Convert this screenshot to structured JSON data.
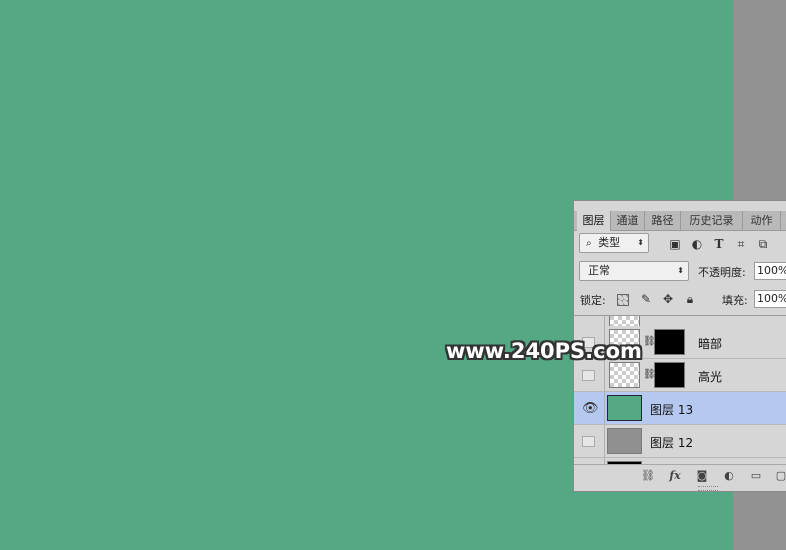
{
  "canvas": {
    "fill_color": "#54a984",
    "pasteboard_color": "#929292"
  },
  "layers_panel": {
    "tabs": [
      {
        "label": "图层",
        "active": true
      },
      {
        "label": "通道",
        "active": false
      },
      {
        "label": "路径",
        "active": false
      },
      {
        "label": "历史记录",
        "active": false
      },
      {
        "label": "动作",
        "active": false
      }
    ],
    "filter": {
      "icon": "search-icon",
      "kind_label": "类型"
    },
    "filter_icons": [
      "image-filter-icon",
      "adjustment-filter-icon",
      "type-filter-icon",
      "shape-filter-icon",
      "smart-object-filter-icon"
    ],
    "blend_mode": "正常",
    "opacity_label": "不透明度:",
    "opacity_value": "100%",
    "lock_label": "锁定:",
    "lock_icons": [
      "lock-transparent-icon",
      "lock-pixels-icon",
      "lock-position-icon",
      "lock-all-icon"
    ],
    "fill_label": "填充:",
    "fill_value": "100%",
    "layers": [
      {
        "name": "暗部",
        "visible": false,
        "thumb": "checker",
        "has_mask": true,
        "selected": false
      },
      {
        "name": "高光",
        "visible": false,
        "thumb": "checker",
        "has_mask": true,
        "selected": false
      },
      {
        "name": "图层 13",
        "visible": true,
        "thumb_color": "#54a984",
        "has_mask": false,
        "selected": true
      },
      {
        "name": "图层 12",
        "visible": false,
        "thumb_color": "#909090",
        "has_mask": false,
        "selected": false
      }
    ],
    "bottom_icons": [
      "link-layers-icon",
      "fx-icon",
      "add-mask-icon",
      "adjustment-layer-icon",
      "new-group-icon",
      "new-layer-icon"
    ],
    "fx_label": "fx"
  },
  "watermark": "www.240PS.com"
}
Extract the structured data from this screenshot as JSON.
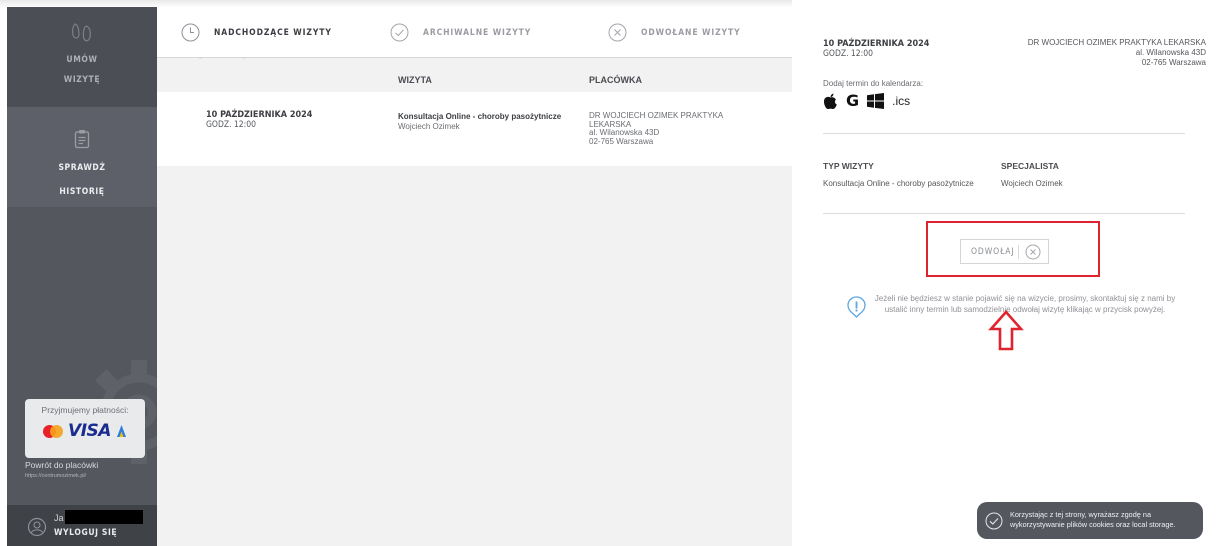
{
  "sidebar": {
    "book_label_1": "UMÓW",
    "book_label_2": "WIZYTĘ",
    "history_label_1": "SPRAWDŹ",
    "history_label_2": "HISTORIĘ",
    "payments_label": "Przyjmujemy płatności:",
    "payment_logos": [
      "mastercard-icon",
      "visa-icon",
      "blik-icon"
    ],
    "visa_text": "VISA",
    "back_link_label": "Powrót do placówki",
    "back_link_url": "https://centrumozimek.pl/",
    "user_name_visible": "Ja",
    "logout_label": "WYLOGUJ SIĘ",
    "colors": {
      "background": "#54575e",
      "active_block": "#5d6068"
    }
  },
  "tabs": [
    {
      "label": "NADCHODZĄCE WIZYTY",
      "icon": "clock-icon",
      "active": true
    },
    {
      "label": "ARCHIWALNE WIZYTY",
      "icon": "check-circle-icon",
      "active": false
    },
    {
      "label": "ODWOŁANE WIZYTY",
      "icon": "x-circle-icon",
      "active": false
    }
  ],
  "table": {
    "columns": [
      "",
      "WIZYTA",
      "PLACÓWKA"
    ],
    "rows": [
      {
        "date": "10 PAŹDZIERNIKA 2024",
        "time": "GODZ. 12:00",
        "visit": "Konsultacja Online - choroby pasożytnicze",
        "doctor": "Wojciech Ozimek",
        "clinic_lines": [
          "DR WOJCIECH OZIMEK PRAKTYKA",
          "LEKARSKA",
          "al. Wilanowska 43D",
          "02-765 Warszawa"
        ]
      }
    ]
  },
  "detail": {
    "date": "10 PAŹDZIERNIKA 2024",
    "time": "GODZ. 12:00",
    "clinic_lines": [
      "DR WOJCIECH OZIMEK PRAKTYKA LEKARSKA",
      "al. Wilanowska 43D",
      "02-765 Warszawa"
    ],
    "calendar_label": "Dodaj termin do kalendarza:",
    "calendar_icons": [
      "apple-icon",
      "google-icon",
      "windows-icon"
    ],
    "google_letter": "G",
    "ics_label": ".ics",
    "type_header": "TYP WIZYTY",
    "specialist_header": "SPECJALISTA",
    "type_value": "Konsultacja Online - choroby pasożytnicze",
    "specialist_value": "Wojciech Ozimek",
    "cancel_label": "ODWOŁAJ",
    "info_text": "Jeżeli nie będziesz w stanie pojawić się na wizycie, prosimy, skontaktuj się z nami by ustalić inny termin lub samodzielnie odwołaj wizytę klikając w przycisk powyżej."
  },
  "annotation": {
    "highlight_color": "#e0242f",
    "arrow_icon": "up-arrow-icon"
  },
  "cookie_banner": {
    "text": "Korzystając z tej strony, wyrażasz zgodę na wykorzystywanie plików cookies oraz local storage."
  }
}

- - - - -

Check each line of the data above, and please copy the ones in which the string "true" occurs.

ANSWER TO THIS TASK =
        "active": true
        "has_mask": true,
        "has_mask": true,
        "visible": true,
        "selected": true
      "active": true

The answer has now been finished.